January 10, 2005

TO: Eileen Broomell, Office of Compliance, National Organic Program

Dairy Farm in Colorado

Dear Ms. Broomell,

The Cornucopia Institute is filing this complaint with your office concerning the apparent violation of the pasture rules for ruminants by the Aurora Organic Dairy Farm located near Platteville, Colorado. We are asking that you investigate this complaint and undertake all warranted enforcement actions to bring this dairy into compliance with NOP pasture rules in a timely fashion.

Specifically, we believe that the Aurora Organic Dairy Farm is violating the spirit and intent of portions of the following Subpart C provisions of the NOP regulations:

§ 205.237 Livestock feed.

(a) The producer of an organic livestock operation must provide livestock with a total feed ration composed of agricultural products, including pasture and forage, that are organically produced and, if applicable, organically handled … (emphasis added)

§ 205.238 Livestock health care practice standard

(3) Establishment of appropriate housing, pasture conditions, and sanitation practices to minimize the occurrence and spread of diseases and parasites; (emphasis added),

(4) Provision of conditions which allow for exercise, freedom of movement, and reduction of stress appropriate to the species;

§ 205.239 Livestock living conditions.

(a) The producer of an organic livestock operation must establish and maintain livestock living conditions which accommodate the health and natural behavior of animals, including (emphasis added):

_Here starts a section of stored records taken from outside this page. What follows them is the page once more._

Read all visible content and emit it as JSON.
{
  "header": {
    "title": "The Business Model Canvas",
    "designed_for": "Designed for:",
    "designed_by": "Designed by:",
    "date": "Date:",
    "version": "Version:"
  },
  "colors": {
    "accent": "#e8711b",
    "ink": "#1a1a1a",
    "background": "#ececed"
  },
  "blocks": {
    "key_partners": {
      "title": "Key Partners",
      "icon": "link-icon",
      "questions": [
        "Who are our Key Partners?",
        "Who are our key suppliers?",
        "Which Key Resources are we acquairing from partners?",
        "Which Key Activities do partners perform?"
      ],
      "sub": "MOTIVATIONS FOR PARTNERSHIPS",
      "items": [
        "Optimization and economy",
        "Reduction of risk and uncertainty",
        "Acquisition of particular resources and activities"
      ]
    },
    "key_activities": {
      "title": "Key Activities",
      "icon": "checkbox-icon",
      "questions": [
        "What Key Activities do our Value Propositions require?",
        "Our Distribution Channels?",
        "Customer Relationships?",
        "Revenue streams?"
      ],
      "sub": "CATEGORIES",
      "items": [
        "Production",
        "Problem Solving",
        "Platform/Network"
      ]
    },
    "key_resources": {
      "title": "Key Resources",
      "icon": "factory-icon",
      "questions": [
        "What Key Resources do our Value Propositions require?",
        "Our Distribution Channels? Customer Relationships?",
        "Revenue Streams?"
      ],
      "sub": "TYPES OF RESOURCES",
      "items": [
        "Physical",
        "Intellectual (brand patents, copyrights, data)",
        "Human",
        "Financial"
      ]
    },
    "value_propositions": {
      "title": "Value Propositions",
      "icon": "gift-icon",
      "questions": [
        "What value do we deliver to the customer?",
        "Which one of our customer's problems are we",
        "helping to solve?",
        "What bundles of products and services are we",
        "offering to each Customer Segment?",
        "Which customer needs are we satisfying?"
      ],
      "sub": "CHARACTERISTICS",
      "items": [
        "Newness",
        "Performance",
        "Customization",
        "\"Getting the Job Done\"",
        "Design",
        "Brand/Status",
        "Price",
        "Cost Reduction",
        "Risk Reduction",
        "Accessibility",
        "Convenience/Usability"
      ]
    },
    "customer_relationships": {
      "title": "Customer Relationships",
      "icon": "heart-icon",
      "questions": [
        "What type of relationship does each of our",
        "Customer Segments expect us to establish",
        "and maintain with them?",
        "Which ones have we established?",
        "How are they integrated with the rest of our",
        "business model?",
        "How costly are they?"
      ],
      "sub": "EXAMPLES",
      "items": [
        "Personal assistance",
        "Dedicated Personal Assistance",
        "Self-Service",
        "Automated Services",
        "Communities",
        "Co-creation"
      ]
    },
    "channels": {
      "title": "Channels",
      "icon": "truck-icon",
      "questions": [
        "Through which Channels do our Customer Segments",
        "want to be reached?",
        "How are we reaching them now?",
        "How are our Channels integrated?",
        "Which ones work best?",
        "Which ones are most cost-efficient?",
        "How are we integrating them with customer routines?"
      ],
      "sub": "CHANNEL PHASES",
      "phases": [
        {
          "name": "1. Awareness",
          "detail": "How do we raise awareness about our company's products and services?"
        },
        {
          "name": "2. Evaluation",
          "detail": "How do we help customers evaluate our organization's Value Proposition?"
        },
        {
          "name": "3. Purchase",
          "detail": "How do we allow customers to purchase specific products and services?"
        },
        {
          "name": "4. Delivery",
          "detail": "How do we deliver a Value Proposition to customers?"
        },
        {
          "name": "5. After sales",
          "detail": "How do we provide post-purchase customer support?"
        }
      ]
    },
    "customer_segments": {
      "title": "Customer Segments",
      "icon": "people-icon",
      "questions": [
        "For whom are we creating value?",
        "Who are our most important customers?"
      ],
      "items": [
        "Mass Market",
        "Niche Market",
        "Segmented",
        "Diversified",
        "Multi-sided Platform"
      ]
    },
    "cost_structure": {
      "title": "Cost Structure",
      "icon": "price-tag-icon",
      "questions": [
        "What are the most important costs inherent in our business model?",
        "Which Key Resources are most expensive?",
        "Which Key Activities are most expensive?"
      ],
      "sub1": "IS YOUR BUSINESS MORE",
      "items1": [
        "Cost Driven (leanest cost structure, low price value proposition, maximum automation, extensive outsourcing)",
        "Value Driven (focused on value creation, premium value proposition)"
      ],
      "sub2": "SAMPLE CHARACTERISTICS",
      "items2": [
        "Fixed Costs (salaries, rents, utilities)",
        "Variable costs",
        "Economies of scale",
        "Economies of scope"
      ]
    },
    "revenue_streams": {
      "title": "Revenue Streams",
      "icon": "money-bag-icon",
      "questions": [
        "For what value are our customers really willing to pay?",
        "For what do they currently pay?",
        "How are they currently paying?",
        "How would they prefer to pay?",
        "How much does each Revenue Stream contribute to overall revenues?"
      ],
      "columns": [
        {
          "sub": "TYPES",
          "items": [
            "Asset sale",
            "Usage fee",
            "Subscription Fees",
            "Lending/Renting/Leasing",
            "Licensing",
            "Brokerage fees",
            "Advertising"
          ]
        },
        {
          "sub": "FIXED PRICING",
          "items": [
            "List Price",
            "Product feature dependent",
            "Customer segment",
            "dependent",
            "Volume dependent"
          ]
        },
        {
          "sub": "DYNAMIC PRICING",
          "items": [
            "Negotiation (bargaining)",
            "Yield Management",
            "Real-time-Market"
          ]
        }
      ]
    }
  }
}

(1) Access to the outdoors, shade, shelter, exercise areas, fresh air, and direct sunlight suitable to the species, its stage of production, the climate, and the environment;

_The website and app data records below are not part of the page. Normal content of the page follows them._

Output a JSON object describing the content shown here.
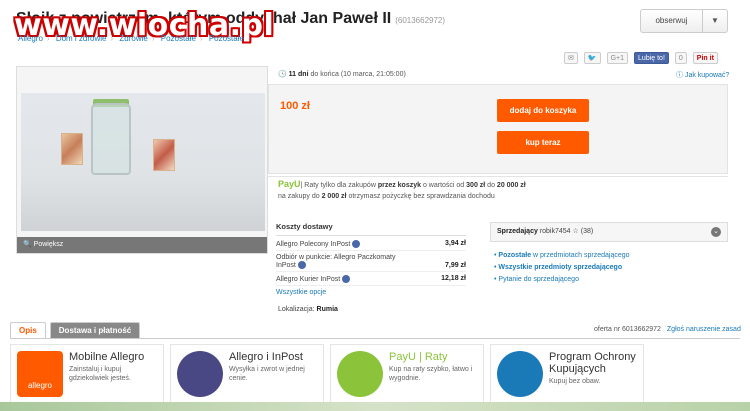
{
  "header": {
    "title": "Słoik z powietrzem, którym oddychał Jan Paweł II",
    "offer_id": "(6013662972)",
    "watermark": "www.wiocha.pl",
    "observe_label": "obserwuj",
    "breadcrumb": [
      "Allegro",
      "Dom i zdrowie",
      "Zdrowie",
      "Pozostałe",
      "Pozostałe"
    ]
  },
  "gallery": {
    "zoom_label": "Powiększ"
  },
  "share": {
    "gplus": "G+1",
    "like": "Lubię to!",
    "like_count": "0",
    "pinit": "Pin it"
  },
  "offer": {
    "end_days": "11 dni",
    "end_text": "do końca (10 marca, 21:05:00)",
    "report_link": "Jak kupować?",
    "price": "100 zł",
    "add_to_cart": "dodaj do koszyka",
    "buy_now": "kup teraz"
  },
  "payu": {
    "brand": "PayU",
    "line1_a": "| Raty tylko dla zakupów ",
    "line1_b": "przez koszyk",
    "line1_c": " o wartości od ",
    "line1_d": "300 zł",
    "line1_e": " do ",
    "line1_f": "20 000 zł",
    "line2_a": "na zakupy do ",
    "line2_b": "2 000 zł",
    "line2_c": " otrzymasz pożyczkę bez sprawdzania dochodu"
  },
  "shipping": {
    "title": "Koszty dostawy",
    "rows": [
      {
        "name": "Allegro Polecony InPost",
        "price": "3,94 zł"
      },
      {
        "name": "Odbiór w punkcie: Allegro Paczkomaty InPost",
        "price": "7,99 zł"
      },
      {
        "name": "Allegro Kurier InPost",
        "price": "12,18 zł"
      }
    ],
    "all_options": "Wszystkie opcje",
    "location_label": "Lokalizacja:",
    "location": "Rumia"
  },
  "seller": {
    "label": "Sprzedający",
    "name": "robik7454",
    "rating": "(38)",
    "links": [
      {
        "bold": "Pozostałe",
        "rest": " w przedmiotach sprzedającego"
      },
      {
        "bold": "Wszystkie przedmioty sprzedającego",
        "rest": ""
      },
      {
        "bold": "",
        "rest": "Pytanie do sprzedającego"
      }
    ]
  },
  "tabs": {
    "description": "Opis",
    "delivery": "Dostawa i płatność"
  },
  "offer_number": {
    "label": "oferta nr 6013662972",
    "report": "Zgłoś naruszenie zasad"
  },
  "promos": [
    {
      "title": "Mobilne Allegro",
      "text": "Zainstaluj i kupuj gdziekolwiek jesteś.",
      "logo_text": "allegro"
    },
    {
      "title": "Allegro i InPost",
      "text": "Wysyłka i zwrot w jednej cenie."
    },
    {
      "title": "PayU | Raty",
      "text": "Kup na raty szybko, łatwo i wygodnie."
    },
    {
      "title": "Program Ochrony Kupujących",
      "text": "Kupuj bez obaw."
    }
  ],
  "colors": {
    "accent": "#ff5a00",
    "link": "#1a7ab8",
    "payu": "#8bc33a"
  }
}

(2) Access to pasture for ruminants;

The Cornucopia Institute contends that the Aurora Organic Dairy Farm’s allotment of a reported 135- to 250-acre dry exercise lot with no appreciative feed value for 5600 cows does not provide sufficient acreage for fulfilling the pasture feed component and the requirement for access to the outdoors for sunlight, exercise, the promotion of animal health and the reduction of stress. Additional support for this complaint is provided in the Chicago Tribune’s January 10, 2005, story, “Organic Milk Debate: Dairies Dispute ‘Organic’ Value.”

We understand that certified organic dairy operations can remove cows from pasture for “temporary” considerations based on weather, environmental, or health considerations as noted in the following portion of Subpart C:

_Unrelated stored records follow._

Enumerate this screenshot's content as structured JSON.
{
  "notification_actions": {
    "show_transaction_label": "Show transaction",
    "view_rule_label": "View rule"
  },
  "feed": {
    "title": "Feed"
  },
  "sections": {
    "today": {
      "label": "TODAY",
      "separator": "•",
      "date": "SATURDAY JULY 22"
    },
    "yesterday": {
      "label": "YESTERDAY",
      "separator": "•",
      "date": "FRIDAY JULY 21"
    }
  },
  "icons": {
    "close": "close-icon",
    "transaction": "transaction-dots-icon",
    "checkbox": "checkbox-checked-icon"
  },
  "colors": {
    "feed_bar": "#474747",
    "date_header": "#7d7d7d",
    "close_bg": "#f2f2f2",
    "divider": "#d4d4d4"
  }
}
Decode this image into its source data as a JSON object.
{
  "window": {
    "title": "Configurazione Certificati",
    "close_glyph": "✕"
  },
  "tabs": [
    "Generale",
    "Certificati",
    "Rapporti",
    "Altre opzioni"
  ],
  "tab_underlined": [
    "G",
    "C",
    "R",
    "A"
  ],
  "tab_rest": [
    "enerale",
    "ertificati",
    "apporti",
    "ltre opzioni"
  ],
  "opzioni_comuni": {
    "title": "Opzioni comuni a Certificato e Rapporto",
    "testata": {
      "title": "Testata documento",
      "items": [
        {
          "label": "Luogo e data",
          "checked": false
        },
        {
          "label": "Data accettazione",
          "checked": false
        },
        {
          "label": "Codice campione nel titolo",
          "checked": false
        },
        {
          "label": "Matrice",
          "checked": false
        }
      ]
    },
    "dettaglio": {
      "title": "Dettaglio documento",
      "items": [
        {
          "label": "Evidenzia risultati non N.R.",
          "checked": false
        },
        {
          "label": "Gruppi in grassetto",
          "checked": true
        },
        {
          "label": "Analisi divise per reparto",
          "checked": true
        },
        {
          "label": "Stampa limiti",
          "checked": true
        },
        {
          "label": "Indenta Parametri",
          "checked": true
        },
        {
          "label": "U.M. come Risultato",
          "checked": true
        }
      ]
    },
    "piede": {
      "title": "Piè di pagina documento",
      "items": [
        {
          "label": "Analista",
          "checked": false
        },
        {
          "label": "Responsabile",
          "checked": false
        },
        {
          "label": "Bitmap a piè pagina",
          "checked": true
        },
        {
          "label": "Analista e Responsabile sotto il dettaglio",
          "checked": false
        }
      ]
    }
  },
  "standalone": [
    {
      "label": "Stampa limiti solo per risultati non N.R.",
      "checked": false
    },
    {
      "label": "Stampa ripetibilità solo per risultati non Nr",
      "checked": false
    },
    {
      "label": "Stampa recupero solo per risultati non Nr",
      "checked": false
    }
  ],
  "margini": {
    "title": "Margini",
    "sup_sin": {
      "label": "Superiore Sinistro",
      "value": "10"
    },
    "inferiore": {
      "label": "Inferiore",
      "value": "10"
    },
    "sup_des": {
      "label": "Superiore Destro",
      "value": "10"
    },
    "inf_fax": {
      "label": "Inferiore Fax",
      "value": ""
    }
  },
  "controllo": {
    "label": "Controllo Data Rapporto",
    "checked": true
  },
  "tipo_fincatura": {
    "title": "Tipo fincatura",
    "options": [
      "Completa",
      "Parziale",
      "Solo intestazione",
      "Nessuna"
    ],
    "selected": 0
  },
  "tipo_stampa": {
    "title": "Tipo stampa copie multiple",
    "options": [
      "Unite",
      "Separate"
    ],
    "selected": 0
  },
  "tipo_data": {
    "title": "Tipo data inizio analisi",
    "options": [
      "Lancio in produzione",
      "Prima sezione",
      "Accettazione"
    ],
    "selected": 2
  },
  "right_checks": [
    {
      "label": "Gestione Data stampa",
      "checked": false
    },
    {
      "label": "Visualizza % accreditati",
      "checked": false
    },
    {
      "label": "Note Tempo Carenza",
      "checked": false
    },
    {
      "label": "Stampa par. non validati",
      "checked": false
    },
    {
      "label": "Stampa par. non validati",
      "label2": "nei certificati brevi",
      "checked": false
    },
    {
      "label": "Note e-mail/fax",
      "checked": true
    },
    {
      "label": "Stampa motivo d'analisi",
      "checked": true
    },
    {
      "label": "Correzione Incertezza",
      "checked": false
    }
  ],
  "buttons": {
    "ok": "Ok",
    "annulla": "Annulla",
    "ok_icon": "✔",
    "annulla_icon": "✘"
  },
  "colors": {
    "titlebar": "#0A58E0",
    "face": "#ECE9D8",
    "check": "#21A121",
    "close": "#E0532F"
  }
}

§ 205.239 Livestock living conditions

(b) The producer of an organic livestock operation may provide temporary confinement for an animal because of:

(1) Inclement weather;

(2) The animal’s stage of production;

(3) Conditions under which the health, safety, or well being of the animal could be jeopardized; or

(4) Risk to soil or water quality.

The Cornucopia Institute contends, however, that climatic conditions—such as an arid climate, which makes pasture impractical or not cost—effective—cannot be used to justify year-round noncompliance with the pasture rule.

Furthermore, principals of the large dairies have alluded to the fact that they are taking advantage of the “stage of production” provision—as noted above—in the rules by pasturing dry cows and young stock but not lactating cows. It is our view that this is a gross distortion of the regulations, which never intended to eliminate pasture as a key feed component during the vast majority of a cow’s productive life.

The Aurora Organic Dairy Farm has been certified by the Colorado Department of Agriculture’s Division of Plant Industry (phone: 303-239-4149).

The Aurora Organic Dairy Farm’s contact information from their most recent certification form is:

Dr. Juan Velez
7388 State Highway 66
Platteville, CO 80651


[email protected]

Certification Issued: 12/05/03

The Cornucopia Institute also believes that similar violations of the Subpart C pasture provisions are occurring on certified dairy operations in Idaho and California. We are investigating and collecting additional information on these farms and intend to file formal complaints regarding their violations with your office in the near future.

Please keep The Cornucopia Institute apprised of the status of and progress of your investigation of this formal complaint. We take this matter very seriously. Farmers who have made the difficult conversion to organics and consumers who are paying premium prices for organic foods rely upon the USDA and its approved certifying agents to uniformly and fairly enforce the nation’s organic law.

Lastly, pursuant to Subpart C and the following provision:

§ 205.680 General.

(a) Persons subject to the Act who believe they are adversely affected by a noncompliance decision of the National Organic Program’s Program Manager may appeal such decision to the Administrator.

It should be noted that nothing in this formal complaint shall be interpreted as a waiver of our right to appeal under the Adverse Action Appeals Process cited above.

You may contact us at your convenience.


Will Fantle

Director of Research